The Spaniard had produced a flash of brilliance at the par-three 16th to produce an incredible chip-in from the rough and give himself a four-stroke cushion over playing partner Ryan Palmer, only for TV cameras to spot his ball moving slightly as he addressed his shot.
Rahm was then told about the incident as he signed for his scorecard and was issued a two-stroke penalty for a violation of Rule 9.4, given for causing his ball to move as he placed his club behind it, with the 25-year-old having few complaints about his punishment.
"I promised open honesty and I'm a loyal person and I don't want to win by cheating," Rahm said after his round. "The ball did move. It's as simple as that.
Rahm wins Memorial thriller
Report and highlights from Jon Rahm's victory at the Memorial Tournament.

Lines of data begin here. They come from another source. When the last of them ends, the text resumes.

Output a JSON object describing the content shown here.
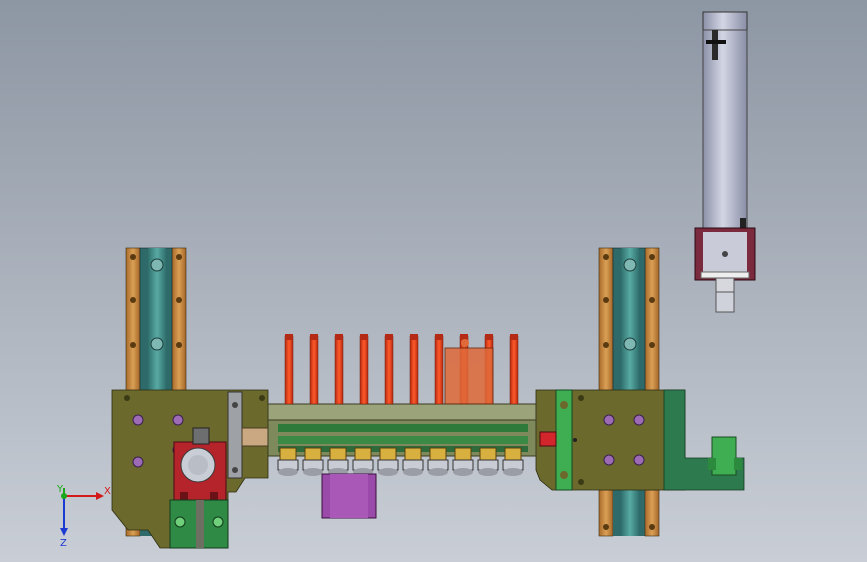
{
  "axes": {
    "x_label": "X",
    "y_label": "Y",
    "z_label": "Z"
  },
  "colors": {
    "bg_top": "#8d96a3",
    "bg_bottom": "#c7ccd4",
    "olive_plate": "#6c6a2a",
    "orange_post": "#c98a3e",
    "teal_rail": "#3d8f8a",
    "green_block": "#3f8a4a",
    "red_block": "#b2242c",
    "purple_block": "#8a4a9a",
    "grey_cylinder": "#aeb2c4",
    "maroon_mount": "#7a2a3a",
    "pin_red": "#e23a1a",
    "dark_green": "#2d7a3a"
  },
  "icons": {
    "triad": "coordinate-triad-icon"
  }
}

"The rules of golf are clear. Had I seen it, then I would have said something. But you have to zoom in the camera to be able to see something. I have rough, I'm looking at my landing spot. I'm not really thinking of looking at the golf ball. I'm one of those where I'm looking down, but my awareness is not on the ball.
"I want everybody to hear it: It did move. It is a penalty. As hard it is to say for how great of a shot it was -- as hard as it is to say that I won't finish double digits under par. But it did move, so I'll accept the penalty, and it still doesn't change the outcome of the tournament."
Rahm's birdie at the 16th became a bogey after the round as a result of the penalty, leaving Rahm with a final-round 75 to end the week on nine under and three ahead of Palmer.
"It was so easy to get caught up on arbitrary things like the penalty stroke," Rahm added. "And all I can say is as minimal as it was, it moved; I accept it
"It just puts a little bit of an asterisk in it in the sense of I wish I could just keep that birdie because it was one of the greatest shots of my life, right?"